Prosthesis Manipulation

 

A General Model for Estimating Lower Extremity Inertial Properties of Individuals with Transtibial Amputation
Abbie E. Ferris, Jeremy D. Smith, Gary D. Heise, Richard N. Hinrichs, Philip E. Martin

Lower extremity joint moment magnitudes during swing are dependent on the inertial properties of the prosthesis and residual limb of individuals with transtibial amputation (TTA). Often, intact limb inertial properties (INTACT) are used for prosthetic limb values in an inverse dynamics model even though these values overestimate the amputated limb’s inertial properties. The purpose of this study was to use subject-specific (SPECIFIC) measures of prosthesis inertial properties to generate a general model (GENERAL) for estimating TTA prosthesis inertial properties. Subject-specific mass, center of mass, and moment of inertia were determined for the shank and foot segments of the prosthesis (n = 11) using an oscillation technique and reaction board. The GENERAL model was derived from the means of the SPECIFIC model. Mass and segment lengths are required GENERAL model inputs. Comparisons of segment inertial properties and joint moments during walking were made using three inertial models (unique sample; n = 9): (1) SPECIFIC, (2) GENERAL, and (3) INTACT. Prosthetic shank inertial properties were significantly smaller with the SPECIFIC and GENERAL model than the INTACT model, but the SPECIFIC and GENERAL model did not statistically differ. Peak knee and hip joint moments during swing were significantly smaller for the SPECIFIC and GENERAL model compared with the INTACT model and were not significantly different between SPECIFIC and GENERAL models. When subject-specific measures are unavailable, using the GENERAL model produces a better estimate of prosthetic side inertial properties resulting in more accurate joint moment measurements for individuals with TTA than the INTACT model.

Joint kinetics

 

Direct Measures of Prosthesis inertia influence joint kinetics during swing.
Smith, J.D., Ferris,A.E., Heise, G.D. , Hinricks,R.N., Martin, P.E. Presented at ASB 2013

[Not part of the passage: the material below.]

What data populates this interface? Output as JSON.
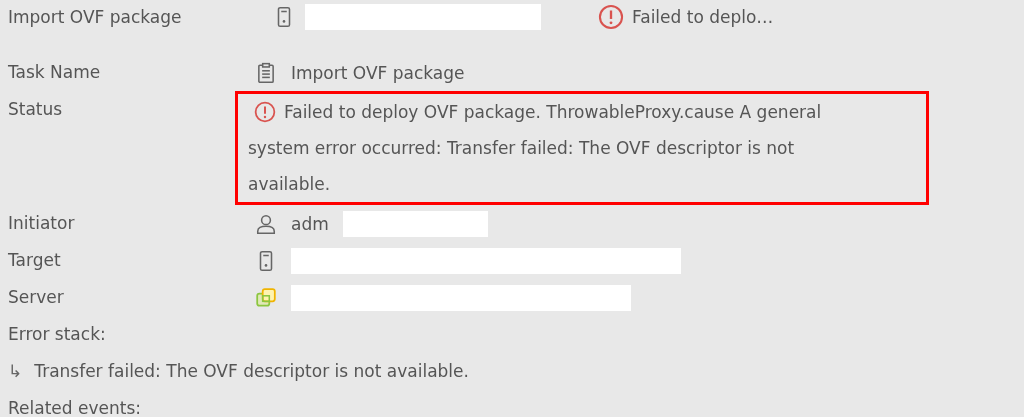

Using intact segment inertial properties to model the prosthetic side during swing
would suggest a higher muscular demand to control the limb that was actually more comparable to the
control utilized in the intact limb. Thus, one might be lead to interpret that prosthetic side joint function
during swing as similar to that of an intact leg. As such, when focusing on swing phase
mechanics, researchers should use direct measures of prosthesis inertia in inverse dynamics models,
but during stance the inertia parameters seem to have little impact on study outcomes.